Equally dangerous is the tendency to exaggerate the evils of the Conservatives to try to justify a ‘strategic’ vote for the Liberals, or to promote the formation of a bourgeois coalition government. While these ploys failed to take root, the NDP brass is its own worst enemy in this regard.
When Jack Layton told the CBC’s Peter Mansbridge that the main difference between the NDP and the Liberal Party is that the Liberals didn’t keep their promises and the NDP is more trustworthy, he was wrong. The difference is actually quite profound. The corporate elite simply do not back the NDP. It’s no accident. For them the issue is class, embodied in the NDP connection to the labour movement in English Canada.
Layton’s comment was a sad admission of the illusions harboured by the current leadership of the party. Moreover, it underscores the task we face as workers, poor people, students, seniors and youth. That task is to replace the Liberal-look-alike policies of the NDP with socialist policies to meet the needs of the vast majority.
From the start, the NDP Leader issued excuses to forestall the implementation of NDP policies. Investment in rapid transit, social housing and urban infrastructure would be contingent on anticipated revenue from a new cap-and-trade carbon tax (a bad environmental policy in any case). The proposed doubling of Canada Pension Plan benefits, and the much-touted promise to train new doctors would be dependent on the ‘cooperation of the provinces’.
Instead, Layton should insist on taxing the rich, cutting the military, and transforming eco-harmful private monopolies into publicly-owned, green industries run democratically under workers’ and community control.
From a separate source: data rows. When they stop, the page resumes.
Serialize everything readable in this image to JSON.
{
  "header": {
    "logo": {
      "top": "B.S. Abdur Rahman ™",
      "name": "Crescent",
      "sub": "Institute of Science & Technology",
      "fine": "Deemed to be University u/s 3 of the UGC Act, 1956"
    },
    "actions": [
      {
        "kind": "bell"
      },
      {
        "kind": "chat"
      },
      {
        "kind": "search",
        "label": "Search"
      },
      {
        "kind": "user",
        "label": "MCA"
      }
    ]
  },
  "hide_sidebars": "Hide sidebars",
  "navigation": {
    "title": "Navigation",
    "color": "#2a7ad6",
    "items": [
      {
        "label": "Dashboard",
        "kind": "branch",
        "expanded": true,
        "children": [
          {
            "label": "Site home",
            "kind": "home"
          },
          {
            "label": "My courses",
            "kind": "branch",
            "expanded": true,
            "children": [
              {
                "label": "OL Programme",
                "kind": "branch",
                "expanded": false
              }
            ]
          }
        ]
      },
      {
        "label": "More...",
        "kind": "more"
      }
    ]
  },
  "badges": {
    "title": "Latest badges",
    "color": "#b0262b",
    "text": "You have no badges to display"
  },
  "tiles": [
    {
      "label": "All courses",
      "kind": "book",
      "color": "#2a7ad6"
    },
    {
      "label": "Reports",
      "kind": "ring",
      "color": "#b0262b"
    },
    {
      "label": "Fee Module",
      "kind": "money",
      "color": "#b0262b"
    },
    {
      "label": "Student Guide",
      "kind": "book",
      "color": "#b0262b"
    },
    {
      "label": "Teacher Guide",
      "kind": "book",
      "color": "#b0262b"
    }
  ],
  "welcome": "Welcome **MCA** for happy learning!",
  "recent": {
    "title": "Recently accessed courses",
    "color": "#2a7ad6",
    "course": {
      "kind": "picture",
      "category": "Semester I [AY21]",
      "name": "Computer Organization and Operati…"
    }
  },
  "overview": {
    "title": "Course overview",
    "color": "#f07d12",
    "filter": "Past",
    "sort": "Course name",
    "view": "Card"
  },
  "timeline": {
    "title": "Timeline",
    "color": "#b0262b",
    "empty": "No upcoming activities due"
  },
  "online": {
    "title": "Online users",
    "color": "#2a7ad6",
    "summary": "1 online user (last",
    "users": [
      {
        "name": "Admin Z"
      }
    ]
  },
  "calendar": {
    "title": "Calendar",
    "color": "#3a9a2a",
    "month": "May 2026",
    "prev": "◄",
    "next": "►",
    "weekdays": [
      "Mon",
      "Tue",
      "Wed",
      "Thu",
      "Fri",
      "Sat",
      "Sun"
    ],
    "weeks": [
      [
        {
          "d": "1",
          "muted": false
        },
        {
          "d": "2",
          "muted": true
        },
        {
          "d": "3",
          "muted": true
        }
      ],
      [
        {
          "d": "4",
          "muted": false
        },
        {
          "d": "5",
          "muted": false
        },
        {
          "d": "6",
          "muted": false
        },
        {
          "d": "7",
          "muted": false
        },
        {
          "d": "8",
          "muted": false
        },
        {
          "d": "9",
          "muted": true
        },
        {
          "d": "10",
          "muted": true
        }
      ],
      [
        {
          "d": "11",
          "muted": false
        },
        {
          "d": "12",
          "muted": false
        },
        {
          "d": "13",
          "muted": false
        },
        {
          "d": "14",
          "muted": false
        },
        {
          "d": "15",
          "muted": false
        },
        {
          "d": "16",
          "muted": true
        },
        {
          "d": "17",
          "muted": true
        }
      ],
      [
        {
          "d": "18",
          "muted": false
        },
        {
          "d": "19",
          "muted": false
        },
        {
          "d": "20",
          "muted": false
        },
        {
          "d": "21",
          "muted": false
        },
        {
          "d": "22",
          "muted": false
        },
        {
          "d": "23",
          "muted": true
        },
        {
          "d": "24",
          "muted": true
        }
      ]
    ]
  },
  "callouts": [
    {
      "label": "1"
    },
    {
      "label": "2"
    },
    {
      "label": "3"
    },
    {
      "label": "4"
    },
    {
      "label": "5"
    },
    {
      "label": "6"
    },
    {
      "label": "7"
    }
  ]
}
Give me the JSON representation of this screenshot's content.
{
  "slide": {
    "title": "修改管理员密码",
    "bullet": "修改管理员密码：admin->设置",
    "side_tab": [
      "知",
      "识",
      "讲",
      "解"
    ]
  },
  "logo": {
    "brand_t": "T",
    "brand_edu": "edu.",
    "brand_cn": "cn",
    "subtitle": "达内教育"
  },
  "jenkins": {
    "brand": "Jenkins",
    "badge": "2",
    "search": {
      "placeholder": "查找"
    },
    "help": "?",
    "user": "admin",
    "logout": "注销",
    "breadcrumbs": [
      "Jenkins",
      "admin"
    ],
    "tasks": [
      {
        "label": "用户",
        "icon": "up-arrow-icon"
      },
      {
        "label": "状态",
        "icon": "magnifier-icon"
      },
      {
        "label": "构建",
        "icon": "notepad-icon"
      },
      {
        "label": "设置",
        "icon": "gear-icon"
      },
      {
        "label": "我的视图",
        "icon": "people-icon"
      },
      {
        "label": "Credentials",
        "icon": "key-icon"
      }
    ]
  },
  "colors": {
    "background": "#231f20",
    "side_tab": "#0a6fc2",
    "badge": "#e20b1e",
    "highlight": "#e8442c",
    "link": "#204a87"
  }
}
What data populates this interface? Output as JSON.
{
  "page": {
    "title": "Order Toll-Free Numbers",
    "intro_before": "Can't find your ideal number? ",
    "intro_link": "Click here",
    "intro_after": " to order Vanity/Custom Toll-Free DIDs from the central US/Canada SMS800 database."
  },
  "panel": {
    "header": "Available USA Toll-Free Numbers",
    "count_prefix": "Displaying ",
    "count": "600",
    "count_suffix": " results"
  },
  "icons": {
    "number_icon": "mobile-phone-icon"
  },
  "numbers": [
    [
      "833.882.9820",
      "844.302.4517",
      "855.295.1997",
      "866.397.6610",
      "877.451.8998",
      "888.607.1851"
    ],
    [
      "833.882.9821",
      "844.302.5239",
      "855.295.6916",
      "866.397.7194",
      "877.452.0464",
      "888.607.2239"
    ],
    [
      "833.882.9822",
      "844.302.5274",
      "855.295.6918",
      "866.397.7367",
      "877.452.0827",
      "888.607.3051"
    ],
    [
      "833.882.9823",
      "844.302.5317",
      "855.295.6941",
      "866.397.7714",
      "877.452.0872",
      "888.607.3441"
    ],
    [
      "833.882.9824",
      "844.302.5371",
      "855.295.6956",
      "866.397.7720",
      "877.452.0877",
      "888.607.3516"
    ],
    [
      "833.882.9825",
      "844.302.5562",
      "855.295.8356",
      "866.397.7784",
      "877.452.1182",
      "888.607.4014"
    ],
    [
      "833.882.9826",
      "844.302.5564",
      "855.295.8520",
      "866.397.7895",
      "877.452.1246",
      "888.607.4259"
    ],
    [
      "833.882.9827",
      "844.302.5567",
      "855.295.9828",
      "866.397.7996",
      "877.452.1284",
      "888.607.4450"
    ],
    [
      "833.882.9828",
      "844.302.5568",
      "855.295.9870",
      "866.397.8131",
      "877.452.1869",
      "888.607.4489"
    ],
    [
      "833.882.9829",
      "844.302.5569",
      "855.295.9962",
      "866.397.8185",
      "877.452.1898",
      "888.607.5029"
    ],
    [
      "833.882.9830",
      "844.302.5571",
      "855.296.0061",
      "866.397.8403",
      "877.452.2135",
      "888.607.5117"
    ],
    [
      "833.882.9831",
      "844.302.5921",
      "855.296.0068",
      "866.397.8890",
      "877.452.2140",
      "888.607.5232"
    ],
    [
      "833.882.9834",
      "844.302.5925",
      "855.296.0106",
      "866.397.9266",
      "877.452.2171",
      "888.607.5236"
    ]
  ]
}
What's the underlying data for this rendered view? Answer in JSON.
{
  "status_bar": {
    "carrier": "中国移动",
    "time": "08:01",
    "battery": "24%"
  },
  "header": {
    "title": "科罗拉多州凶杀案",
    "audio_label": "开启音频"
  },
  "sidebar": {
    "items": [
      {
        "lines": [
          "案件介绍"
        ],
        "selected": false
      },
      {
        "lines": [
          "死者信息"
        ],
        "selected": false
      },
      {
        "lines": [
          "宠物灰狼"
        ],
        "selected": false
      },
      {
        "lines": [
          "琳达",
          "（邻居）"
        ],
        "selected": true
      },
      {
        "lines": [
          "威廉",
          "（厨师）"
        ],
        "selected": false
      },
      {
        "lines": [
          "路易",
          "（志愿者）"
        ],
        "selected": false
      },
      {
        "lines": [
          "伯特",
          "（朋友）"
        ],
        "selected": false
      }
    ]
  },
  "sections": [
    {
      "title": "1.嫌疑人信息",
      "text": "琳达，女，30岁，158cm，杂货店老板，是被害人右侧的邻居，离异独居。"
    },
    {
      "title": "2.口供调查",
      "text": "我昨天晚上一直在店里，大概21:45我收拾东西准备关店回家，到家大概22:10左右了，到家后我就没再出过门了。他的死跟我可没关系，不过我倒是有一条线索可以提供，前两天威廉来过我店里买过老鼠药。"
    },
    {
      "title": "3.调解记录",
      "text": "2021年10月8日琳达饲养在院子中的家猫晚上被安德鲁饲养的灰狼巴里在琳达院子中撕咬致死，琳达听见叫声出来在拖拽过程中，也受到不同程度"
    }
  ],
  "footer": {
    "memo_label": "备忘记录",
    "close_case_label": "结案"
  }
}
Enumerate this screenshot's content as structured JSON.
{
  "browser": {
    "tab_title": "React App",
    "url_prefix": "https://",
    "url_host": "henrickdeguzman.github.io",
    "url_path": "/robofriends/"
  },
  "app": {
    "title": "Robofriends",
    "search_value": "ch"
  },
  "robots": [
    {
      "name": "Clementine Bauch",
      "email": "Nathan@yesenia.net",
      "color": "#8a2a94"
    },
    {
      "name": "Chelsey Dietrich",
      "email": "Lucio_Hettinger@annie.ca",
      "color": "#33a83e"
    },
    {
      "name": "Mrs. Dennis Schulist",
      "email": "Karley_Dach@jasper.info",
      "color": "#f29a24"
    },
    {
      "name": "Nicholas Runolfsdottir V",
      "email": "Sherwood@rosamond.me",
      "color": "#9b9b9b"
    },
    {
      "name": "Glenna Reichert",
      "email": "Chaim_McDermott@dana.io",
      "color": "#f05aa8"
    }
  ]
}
The place to start is with Big Oil, auto, mining and the banks. Use their billions to meet the needs of millions.
Clearly, the right has made gains by moving to the right. The left, to make gains, must move to the left. Not just in words, but in deeds.
That means challenging the pro-capitalist direction of the labour and NDP leadership. It means opposing any talk of NDP merger with the Liberal Party, or any coalition for government with a capitalist party. In a bourgeois coalition the NDP would have to carry the can for war abroad and austerity at home. A merger with the Liberals would further dilute the NDP programme. Instead we need an NDP government committed to socialist policies. That’s what many of the thousands of new members who are likely to stream into the newly buoyant labour party will seek.
Historic gains for the NDP make it time now to step up the fight for a Workers’ Agenda and a Workers’ Government. On the crest of rising hopes and expectations, the socialist left can organize to gain a bigger-than-ever hearing for a class struggle programme inside the unions and the NDP. Don’t make excuses. Make waves. Join the NDP Socialist Caucus and fight for socialist policies at the NDP federal convention in Vancouver, June 17-19.
The article above was written by Barry Weisleder.